--- MATERIAL PROVIDED ---
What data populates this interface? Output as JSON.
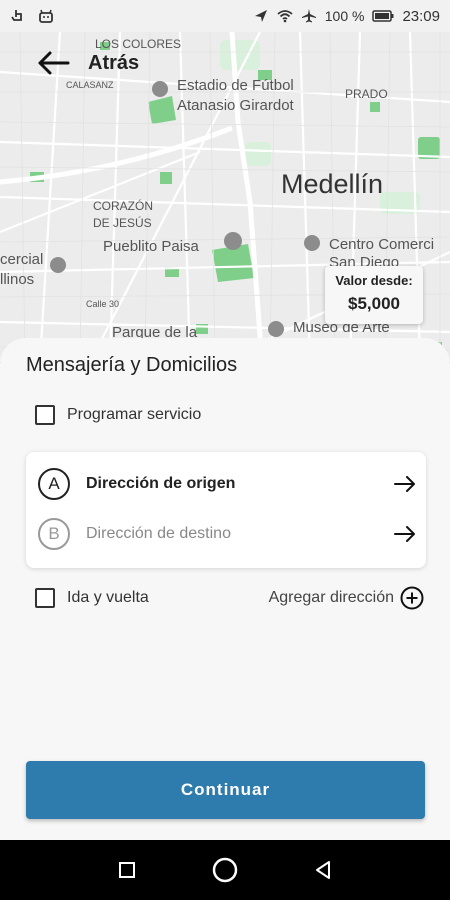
{
  "status_bar": {
    "battery": "100 %",
    "time": "23:09",
    "icons": [
      "touch-icon",
      "android-icon",
      "location-icon",
      "wifi-icon",
      "airplane-icon",
      "battery-icon"
    ]
  },
  "header": {
    "back_label": "Atrás"
  },
  "map": {
    "labels": {
      "los_colores": "LOS COLORES",
      "calasanz": "CALASANZ",
      "estadio_1": "Estadio de Fútbol",
      "estadio_2": "Atanasio Girardot",
      "prado": "PRADO",
      "city": "Medellín",
      "corazon_1": "CORAZÓN",
      "corazon_2": "DE JESÚS",
      "pueblito": "Pueblito Paisa",
      "centro_1": "Centro Comerci",
      "centro_2": "San Diego",
      "comercial_1": "cercial",
      "comercial_2": "llinos",
      "calle30": "Calle 30",
      "parque": "Parque de la",
      "museo": "Museo de Arte"
    }
  },
  "price_bubble": {
    "label": "Valor desde:",
    "value": "$5,000"
  },
  "sheet": {
    "title": "Mensajería y Domicilios",
    "schedule_label": "Programar servicio",
    "origin_badge": "A",
    "origin_label": "Dirección de origen",
    "destination_badge": "B",
    "destination_label": "Dirección de destino",
    "round_trip_label": "Ida y vuelta",
    "add_address_label": "Agregar dirección",
    "continue_label": "Continuar"
  },
  "colors": {
    "primary_button": "#2e7bad",
    "map_background": "#ececec",
    "park_green": "#7fcf8a"
  }
}
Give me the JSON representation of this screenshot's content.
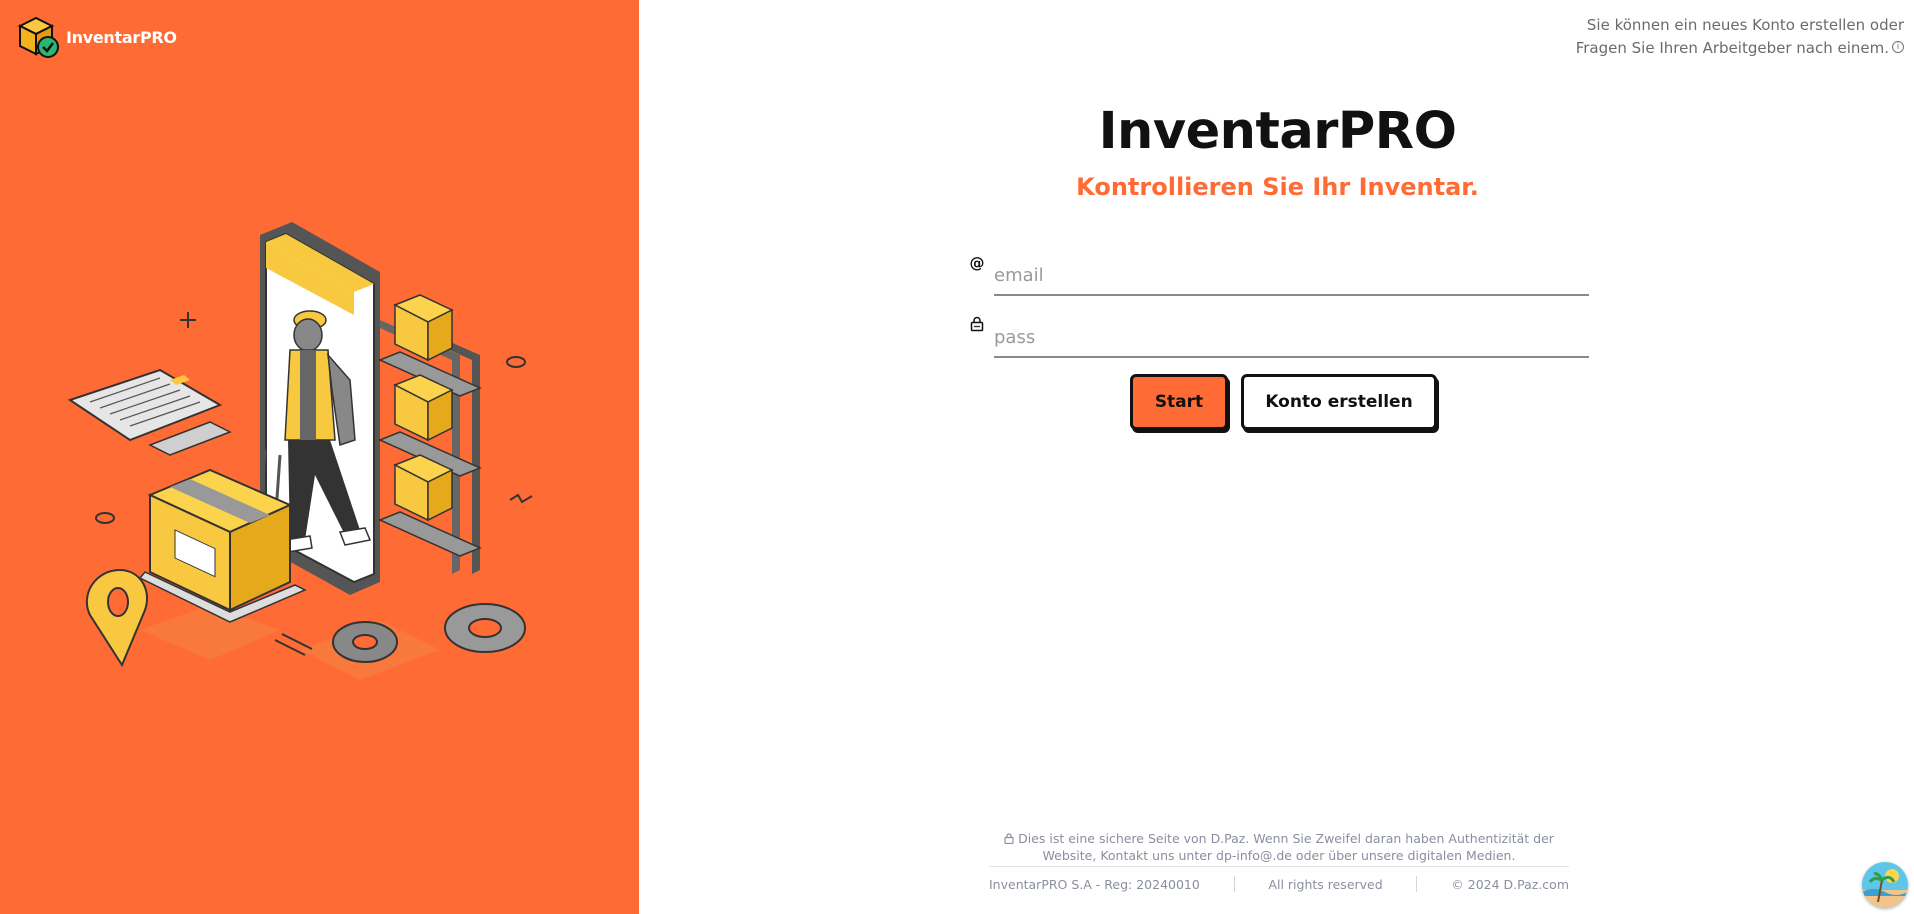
{
  "brand": {
    "name": "InventarPRO",
    "accent_color": "#FF6B35"
  },
  "top_hint": {
    "text": "Sie können ein neues Konto erstellen oder Fragen Sie Ihren Arbeitgeber nach einem.",
    "icon": "info-icon"
  },
  "login": {
    "title": "InventarPRO",
    "subtitle": "Kontrollieren Sie Ihr Inventar.",
    "email": {
      "placeholder": "email",
      "value": "",
      "icon": "at-icon"
    },
    "password": {
      "placeholder": "pass",
      "value": "",
      "icon": "lock-icon"
    },
    "start_label": "Start",
    "create_label": "Konto erstellen"
  },
  "footer": {
    "notice": "Dies ist eine sichere Seite von D.Paz. Wenn Sie Zweifel daran haben Authentizität der Website, Kontakt uns unter dp-info@.de oder über unsere digitalen Medien.",
    "registration": "InventarPRO S.A - Reg: 20240010",
    "rights": "All rights reserved",
    "copyright": "© 2024 D.Paz.com"
  }
}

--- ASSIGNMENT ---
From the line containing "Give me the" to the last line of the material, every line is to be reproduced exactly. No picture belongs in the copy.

--- EXERCISE ANSWER ---
Give me the JSON representation of this screenshot's content.
{
  "brand": {
    "name": "InventarPRO",
    "accent_color": "#FF6B35"
  },
  "top_hint": {
    "text": "Sie können ein neues Konto erstellen oder Fragen Sie Ihren Arbeitgeber nach einem.",
    "icon": "info-icon"
  },
  "login": {
    "title": "InventarPRO",
    "subtitle": "Kontrollieren Sie Ihr Inventar.",
    "email": {
      "placeholder": "email",
      "value": "",
      "icon": "at-icon"
    },
    "password": {
      "placeholder": "pass",
      "value": "",
      "icon": "lock-icon"
    },
    "start_label": "Start",
    "create_label": "Konto erstellen"
  },
  "footer": {
    "notice": "Dies ist eine sichere Seite von D.Paz. Wenn Sie Zweifel daran haben Authentizität der Website, Kontakt uns unter dp-info@.de oder über unsere digitalen Medien.",
    "registration": "InventarPRO S.A - Reg: 20240010",
    "rights": "All rights reserved",
    "copyright": "© 2024 D.Paz.com"
  }
}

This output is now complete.